“We generally expect that the Brent crude oil price is more likely to decline than rise because we expect global oil production is more likely to exceed our forecast than fall short of our forecast,” it added.

In December, Goldman Sachs lowered its price expectation for Brent this year by $10 a barrel to between $70 and $90 because of strong US production.

However, UBS has said that supply management by Opec+ would help prices to recover in 2024.

The Swiss lender expects the price of Brent to recover to $80 to $90 a barrel. The benchmark settled at $78.29 a barrel last Friday.

Last month, Opec+ announced voluntary production cuts of 2.2 million bpd for the first quarter of this year, taking its total committed reductions to 5.86 million bpd.

“We'll kind of be around that $80 mark. Given the economic backdrop, I think Opec will take that,” said Ms Sen.

She also said that the negative sentiment in the market around China’s oil demand outlook had been exaggerated.

Chinese economic growth was expected to increase following the end of coronavirus restrictions in late 2022.

However, the country has been grappling with a slowdown in its property sector, weak consumer spending and high debt levels.

Despite signs of economic weakness, China’s crude imports were at a record high last year, gaining nearly 11 per cent year-over-year to reach 563.99 million metric tonnes, or 11.28 million bpd, according to official data.

“While you have an economy that everyone says is in the doldrums, the official growth numbers is still around the 4.5/5 per cent number,” Mr Muller said.

“The short term nowcasting is showing a pretty resilient set of demand numbers coming from something that is not construction and maybe not even manufacturing, but China is on the move,” he said.

Red Sea impact

Growing tension in the Red Sea, which handles 12 per cent of the world's trade, has raised concerns about potential disruption to crude oil deliveries.

However, the impact on prices has been limited as there have been no oil supply losses so far.

“These are not black swan events,” said Mr Muller, referring to events which are unexpected, rare and have significant impact.

“They're very much newsworthy, they're very important and some of them carry great dangers, but things like the joint military action to prevent missiles from Yemen hitting merchant fleet ships … have not served to materially disrupt oil prices,” he added.

Instead, the oil executive said, the Covid-19 pandemic and Russia's invasion of Ukraine in 2022 had been black swan events for energy markets.

The 2020 pandemic wiped out fuel demand overnight, leading to negative US crude prices for the first time in history.
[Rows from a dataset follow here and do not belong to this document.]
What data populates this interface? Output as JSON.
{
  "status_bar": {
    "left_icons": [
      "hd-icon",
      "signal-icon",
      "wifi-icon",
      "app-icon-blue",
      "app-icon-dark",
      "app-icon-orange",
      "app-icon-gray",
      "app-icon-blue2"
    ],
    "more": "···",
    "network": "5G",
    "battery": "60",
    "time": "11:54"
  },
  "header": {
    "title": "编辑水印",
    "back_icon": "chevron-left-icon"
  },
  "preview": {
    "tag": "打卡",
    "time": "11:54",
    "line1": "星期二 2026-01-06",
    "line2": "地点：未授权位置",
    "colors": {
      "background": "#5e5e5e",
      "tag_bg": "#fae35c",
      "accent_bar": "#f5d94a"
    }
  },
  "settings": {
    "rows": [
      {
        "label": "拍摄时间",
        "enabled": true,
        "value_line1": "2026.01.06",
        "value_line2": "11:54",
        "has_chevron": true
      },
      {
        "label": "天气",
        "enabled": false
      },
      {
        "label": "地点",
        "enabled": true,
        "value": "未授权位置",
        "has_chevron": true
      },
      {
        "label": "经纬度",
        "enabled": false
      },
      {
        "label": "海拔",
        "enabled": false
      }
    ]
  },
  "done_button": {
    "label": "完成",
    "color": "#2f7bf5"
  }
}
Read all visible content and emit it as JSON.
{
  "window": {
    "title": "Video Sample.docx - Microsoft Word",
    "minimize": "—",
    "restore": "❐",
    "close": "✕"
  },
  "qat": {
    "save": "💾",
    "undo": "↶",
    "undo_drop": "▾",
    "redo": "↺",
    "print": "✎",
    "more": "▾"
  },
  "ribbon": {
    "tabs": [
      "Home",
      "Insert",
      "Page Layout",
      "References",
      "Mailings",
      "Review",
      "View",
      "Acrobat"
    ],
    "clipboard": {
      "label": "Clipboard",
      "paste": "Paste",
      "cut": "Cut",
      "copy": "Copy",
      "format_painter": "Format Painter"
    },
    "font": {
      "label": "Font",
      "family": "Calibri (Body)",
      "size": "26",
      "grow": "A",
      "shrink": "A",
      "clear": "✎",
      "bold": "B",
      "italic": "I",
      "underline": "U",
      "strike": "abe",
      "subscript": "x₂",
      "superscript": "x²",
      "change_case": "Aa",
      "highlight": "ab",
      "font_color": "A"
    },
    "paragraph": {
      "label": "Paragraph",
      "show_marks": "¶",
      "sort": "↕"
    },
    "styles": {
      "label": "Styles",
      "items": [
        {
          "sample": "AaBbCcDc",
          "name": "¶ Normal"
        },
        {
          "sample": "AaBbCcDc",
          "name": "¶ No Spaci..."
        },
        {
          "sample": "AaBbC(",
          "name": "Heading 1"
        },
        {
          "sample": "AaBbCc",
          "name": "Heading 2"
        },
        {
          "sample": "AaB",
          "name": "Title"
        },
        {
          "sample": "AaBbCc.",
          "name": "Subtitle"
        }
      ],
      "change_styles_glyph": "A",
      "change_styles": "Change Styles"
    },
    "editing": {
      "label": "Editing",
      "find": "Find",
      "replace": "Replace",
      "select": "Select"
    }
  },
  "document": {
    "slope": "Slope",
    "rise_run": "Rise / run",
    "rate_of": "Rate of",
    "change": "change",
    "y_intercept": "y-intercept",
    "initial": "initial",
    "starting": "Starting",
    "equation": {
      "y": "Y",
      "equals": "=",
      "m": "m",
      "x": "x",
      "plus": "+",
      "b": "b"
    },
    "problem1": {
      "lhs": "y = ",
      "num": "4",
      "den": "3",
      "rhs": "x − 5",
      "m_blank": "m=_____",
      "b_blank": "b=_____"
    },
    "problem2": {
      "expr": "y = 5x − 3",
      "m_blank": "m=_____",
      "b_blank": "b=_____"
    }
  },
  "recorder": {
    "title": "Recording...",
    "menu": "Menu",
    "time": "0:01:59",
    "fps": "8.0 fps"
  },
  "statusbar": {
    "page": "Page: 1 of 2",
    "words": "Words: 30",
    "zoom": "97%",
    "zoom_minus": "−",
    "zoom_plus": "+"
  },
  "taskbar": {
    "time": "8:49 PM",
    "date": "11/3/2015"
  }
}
The involvement of Russia, one of the world's largest energy exporters, in a military offensive sent shock waves across commodity markets, including crude, natural gas and grains.

Updated: January 18, 2024, 6:51 AM